"My Dad was the most prominent CPA in Iowa City back in the 1960s - 1980s before he retired to teach accounting at the University. In addition to being very good at what he did, he invested a lot of time building a network of relationships with people in the community. He was active in the Chamber of Commerce, in Rotary, was the president of the local Home Builders Association (while not a builder), and on the board of the local Catholic school (while not Catholic). There were other CPAs in Iowa City at the time, but none were as successful as Dad, and none worked as hard at building connections with his/her target audience.
It is still important to small businesses and non-profits to build meaningful networks of people who share common interests, and to expand your network of connections to those who don't yet know that they share a common interest with you.

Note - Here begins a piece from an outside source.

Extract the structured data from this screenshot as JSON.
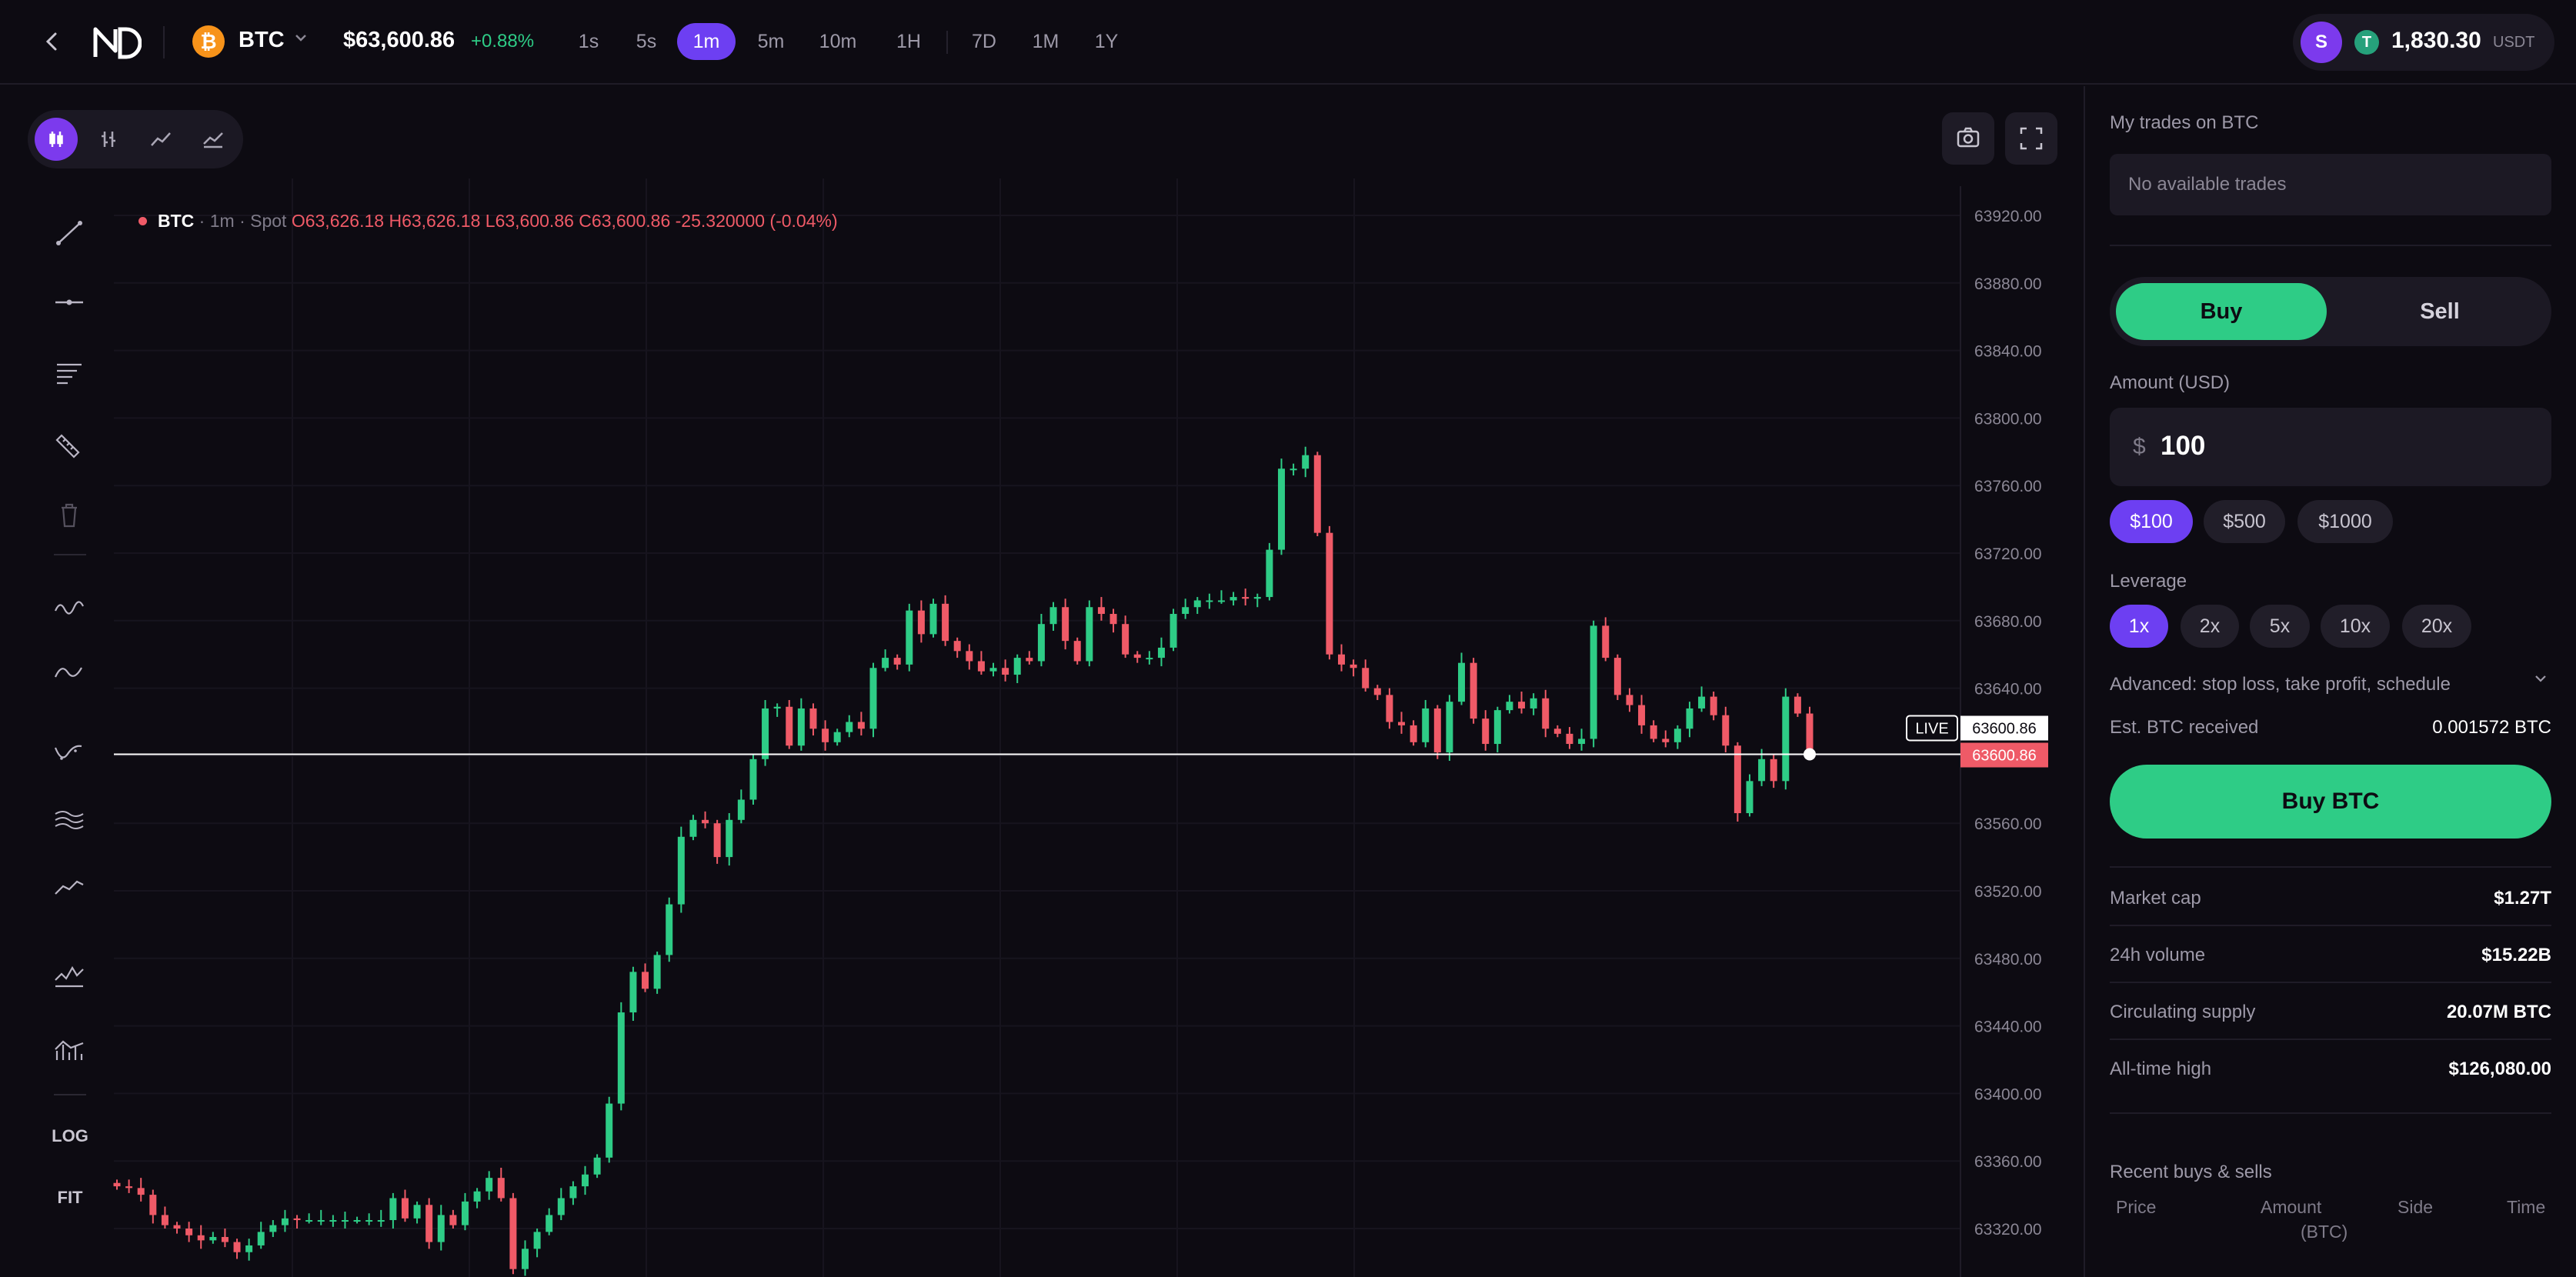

Much can be done with direct face-to-face meetings, and you should do as much networking as you can make time for. Join your local Chamber of Commerce, service club, networking group, and volunteer for whatever worthy endevour gives you satisfaction. You never know when the relationship you build will become your next client or benefactor. Just remember that you have to invest time in building relationships, you can't just join to get your name on the roster and expect people to contact you.
The same is true with Social Media. Just as it is a fine-able offense in my Kiwanis club to directly promote your business, I build friendships while performing service, and indirectly promoting our business to members of our community. The advantage of social media, is that you can build relationships globally, and in ways that are impractical to do in a face-to-face relationship. But the same rules apply, you don't build a relationship by hard-selling any person who wanders across your Facebook page.
You build a relationship, some of which become mutually beneficial beyond their original context, and do it in just 15 minutes per day*.